Brief:
Leave every image out, and print the remaining lines below exactly.

Supplied material:
============

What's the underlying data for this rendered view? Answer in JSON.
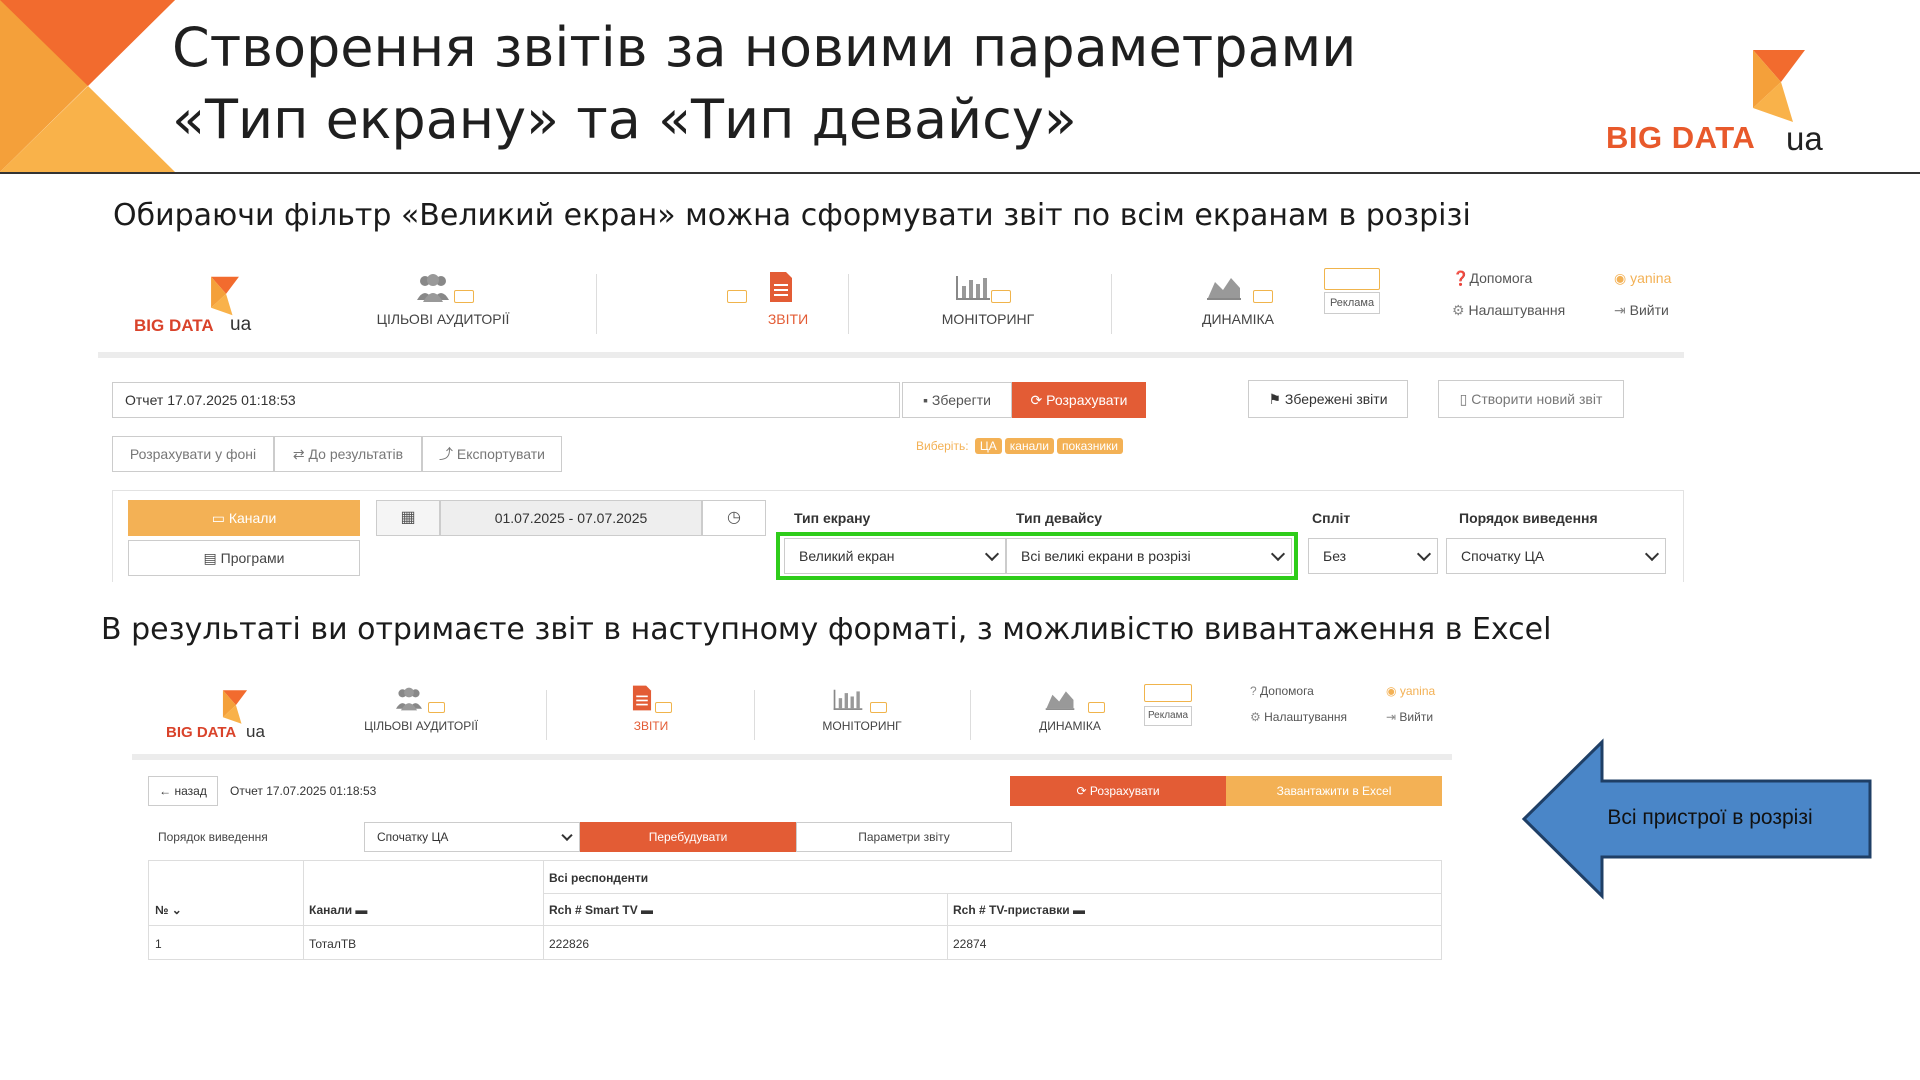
{
  "slide": {
    "title_line1": "Створення звітів за новими параметрами",
    "title_line2": "«Тип екрану» та «Тип девайсу»",
    "logo_big": "BIG DATA",
    "logo_ua": "ua",
    "caption_top": "Обираючи фільтр «Великий екран» можна сформувати звіт по всім екранам в розрізі",
    "caption_mid": "В результаті ви отримаєте звіт в наступному форматі, з можливістю вивантаження в Excel",
    "callout": "Всі пристрої в розрізі",
    "colors": {
      "accent_orange": "#e8592b",
      "accent_yellow": "#f3b155",
      "highlight_green": "#2ecc1a",
      "callout_blue": "#4a86c8"
    }
  },
  "app1": {
    "logo_big": "BIG DATA",
    "logo_ua": "ua",
    "nav": {
      "audiences": "ЦІЛЬОВІ АУДИТОРІЇ",
      "reports": "ЗВІТИ",
      "monitoring": "МОНІТОРИНГ",
      "dynamics": "ДИНАМІКА",
      "ads": "Реклама",
      "help": "Допомога",
      "settings": "Налаштування",
      "user": "yanina",
      "logout": "Вийти"
    },
    "report_name": "Отчет 17.07.2025 01:18:53",
    "save": "Зберегти",
    "calculate": "Розрахувати",
    "saved_reports": "Збережені звіти",
    "new_report": "Створити новий звіт",
    "calc_background": "Розрахувати у фоні",
    "to_results": "До результатів",
    "export": "Експортувати",
    "choose_label": "Виберіть:",
    "choose_chips": [
      "ЦА",
      "канали",
      "показники"
    ],
    "channels_tab": "Канали",
    "programs_tab": "Програми",
    "date_range": "01.07.2025 - 07.07.2025",
    "screen_type_label": "Тип екрану",
    "screen_type_value": "Великий екран",
    "device_type_label": "Тип девайсу",
    "device_type_value": "Всі великі екрани в розрізі",
    "split_label": "Спліт",
    "split_value": "Без",
    "order_label": "Порядок виведення",
    "order_value": "Спочатку ЦА"
  },
  "app2": {
    "logo_big": "BIG DATA",
    "logo_ua": "ua",
    "nav": {
      "audiences": "ЦІЛЬОВІ АУДИТОРІЇ",
      "reports": "ЗВІТИ",
      "monitoring": "МОНІТОРИНГ",
      "dynamics": "ДИНАМІКА",
      "ads": "Реклама",
      "help": "Допомога",
      "settings": "Налаштування",
      "user": "yanina",
      "logout": "Вийти"
    },
    "back": "назад",
    "report_name": "Отчет 17.07.2025 01:18:53",
    "calculate": "Розрахувати",
    "download_excel": "Завантажити в Excel",
    "order_label": "Порядок виведення",
    "order_value": "Спочатку ЦА",
    "rebuild": "Перебудувати",
    "report_params": "Параметри звіту",
    "table": {
      "group_header": "Всі респонденти",
      "columns": [
        "№",
        "Канали",
        "Rch # Smart TV",
        "Rch # TV-приставки"
      ],
      "rows": [
        [
          "1",
          "ТоталТВ",
          "222826",
          "22874"
        ]
      ]
    }
  }
}
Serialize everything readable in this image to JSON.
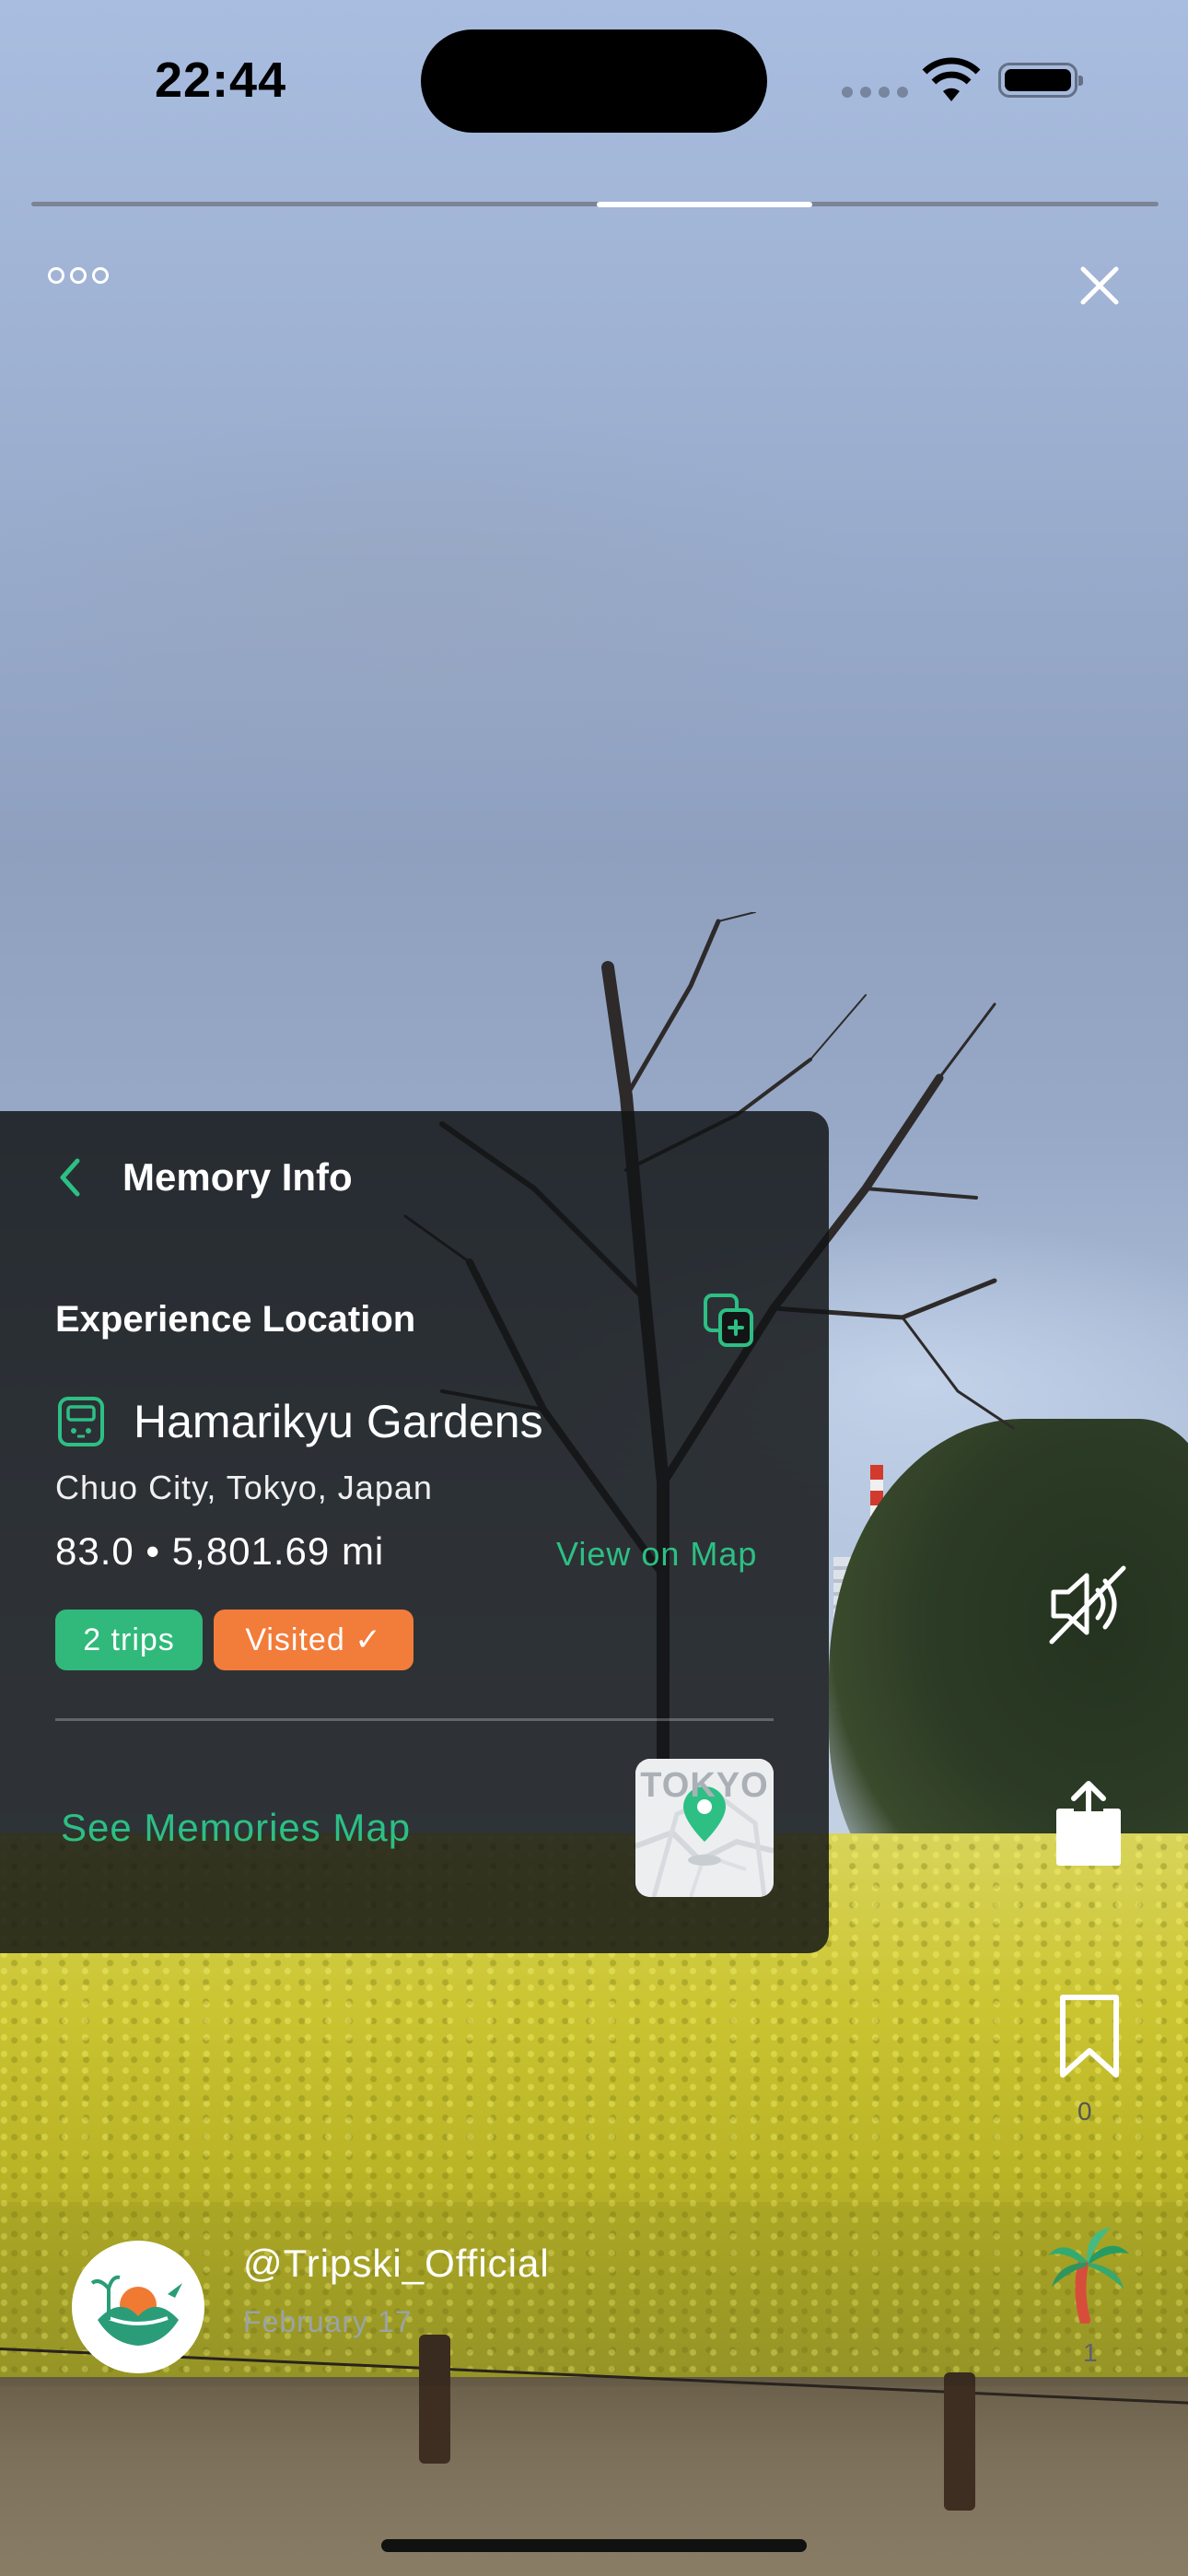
{
  "status_bar": {
    "time": "22:44"
  },
  "story": {
    "progress_segment": "3 of 6"
  },
  "panel": {
    "title": "Memory Info",
    "section_title": "Experience Location",
    "place_name": "Hamarikyu Gardens",
    "address": "Chuo City, Tokyo, Japan",
    "stats": "83.0 • 5,801.69 mi",
    "view_on_map": "View on Map",
    "badges": {
      "trips": "2 trips",
      "visited": "Visited ✓"
    },
    "see_memories_map": "See Memories Map",
    "map_thumb_text": "TOKYO"
  },
  "actions": {
    "mute_icon": "speaker-muted-icon",
    "share_icon": "share-icon",
    "bookmark_icon": "bookmark-icon",
    "bookmark_count": "0",
    "palm_icon": "palm-tree-icon",
    "palm_count": "1"
  },
  "author": {
    "handle": "@Tripski_Official",
    "date": "February 17"
  },
  "colors": {
    "accent": "#2dbf84",
    "visited": "#f27c3a",
    "trips": "#30b97b"
  }
}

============

Problem solution:
What's the underlying data for this rendered view? Answer in JSON.
{
  "slide": {
    "title_line1": "Створення звітів за новими параметрами",
    "title_line2": "«Тип екрану» та «Тип девайсу»",
    "logo_big": "BIG DATA",
    "logo_ua": "ua",
    "caption_top": "Обираючи фільтр «Великий екран» можна сформувати звіт по всім екранам в розрізі",
    "caption_mid": "В результаті ви отримаєте звіт в наступному форматі, з можливістю вивантаження в Excel",
    "callout": "Всі пристрої в розрізі",
    "colors": {
      "accent_orange": "#e8592b",
      "accent_yellow": "#f3b155",
      "highlight_green": "#2ecc1a",
      "callout_blue": "#4a86c8"
    }
  },
  "app1": {
    "logo_big": "BIG DATA",
    "logo_ua": "ua",
    "nav": {
      "audiences": "ЦІЛЬОВІ АУДИТОРІЇ",
      "reports": "ЗВІТИ",
      "monitoring": "МОНІТОРИНГ",
      "dynamics": "ДИНАМІКА",
      "ads": "Реклама",
      "help": "Допомога",
      "settings": "Налаштування",
      "user": "yanina",
      "logout": "Вийти"
    },
    "report_name": "Отчет 17.07.2025 01:18:53",
    "save": "Зберегти",
    "calculate": "Розрахувати",
    "saved_reports": "Збережені звіти",
    "new_report": "Створити новий звіт",
    "calc_background": "Розрахувати у фоні",
    "to_results": "До результатів",
    "export": "Експортувати",
    "choose_label": "Виберіть:",
    "choose_chips": [
      "ЦА",
      "канали",
      "показники"
    ],
    "channels_tab": "Канали",
    "programs_tab": "Програми",
    "date_range": "01.07.2025 - 07.07.2025",
    "screen_type_label": "Тип екрану",
    "screen_type_value": "Великий екран",
    "device_type_label": "Тип девайсу",
    "device_type_value": "Всі великі екрани в розрізі",
    "split_label": "Спліт",
    "split_value": "Без",
    "order_label": "Порядок виведення",
    "order_value": "Спочатку ЦА"
  },
  "app2": {
    "logo_big": "BIG DATA",
    "logo_ua": "ua",
    "nav": {
      "audiences": "ЦІЛЬОВІ АУДИТОРІЇ",
      "reports": "ЗВІТИ",
      "monitoring": "МОНІТОРИНГ",
      "dynamics": "ДИНАМІКА",
      "ads": "Реклама",
      "help": "Допомога",
      "settings": "Налаштування",
      "user": "yanina",
      "logout": "Вийти"
    },
    "back": "назад",
    "report_name": "Отчет 17.07.2025 01:18:53",
    "calculate": "Розрахувати",
    "download_excel": "Завантажити в Excel",
    "order_label": "Порядок виведення",
    "order_value": "Спочатку ЦА",
    "rebuild": "Перебудувати",
    "report_params": "Параметри звіту",
    "table": {
      "group_header": "Всі респонденти",
      "columns": [
        "№",
        "Канали",
        "Rch # Smart TV",
        "Rch # TV-приставки"
      ],
      "rows": [
        [
          "1",
          "ТоталТВ",
          "222826",
          "22874"
        ]
      ]
    }
  }
}
Serialize everything readable in this image to JSON.
{
  "status_bar": {
    "time": "22:44"
  },
  "story": {
    "progress_segment": "3 of 6"
  },
  "panel": {
    "title": "Memory Info",
    "section_title": "Experience Location",
    "place_name": "Hamarikyu Gardens",
    "address": "Chuo City, Tokyo, Japan",
    "stats": "83.0 • 5,801.69 mi",
    "view_on_map": "View on Map",
    "badges": {
      "trips": "2 trips",
      "visited": "Visited ✓"
    },
    "see_memories_map": "See Memories Map",
    "map_thumb_text": "TOKYO"
  },
  "actions": {
    "mute_icon": "speaker-muted-icon",
    "share_icon": "share-icon",
    "bookmark_icon": "bookmark-icon",
    "bookmark_count": "0",
    "palm_icon": "palm-tree-icon",
    "palm_count": "1"
  },
  "author": {
    "handle": "@Tripski_Official",
    "date": "February 17"
  },
  "colors": {
    "accent": "#2dbf84",
    "visited": "#f27c3a",
    "trips": "#30b97b"
  }
}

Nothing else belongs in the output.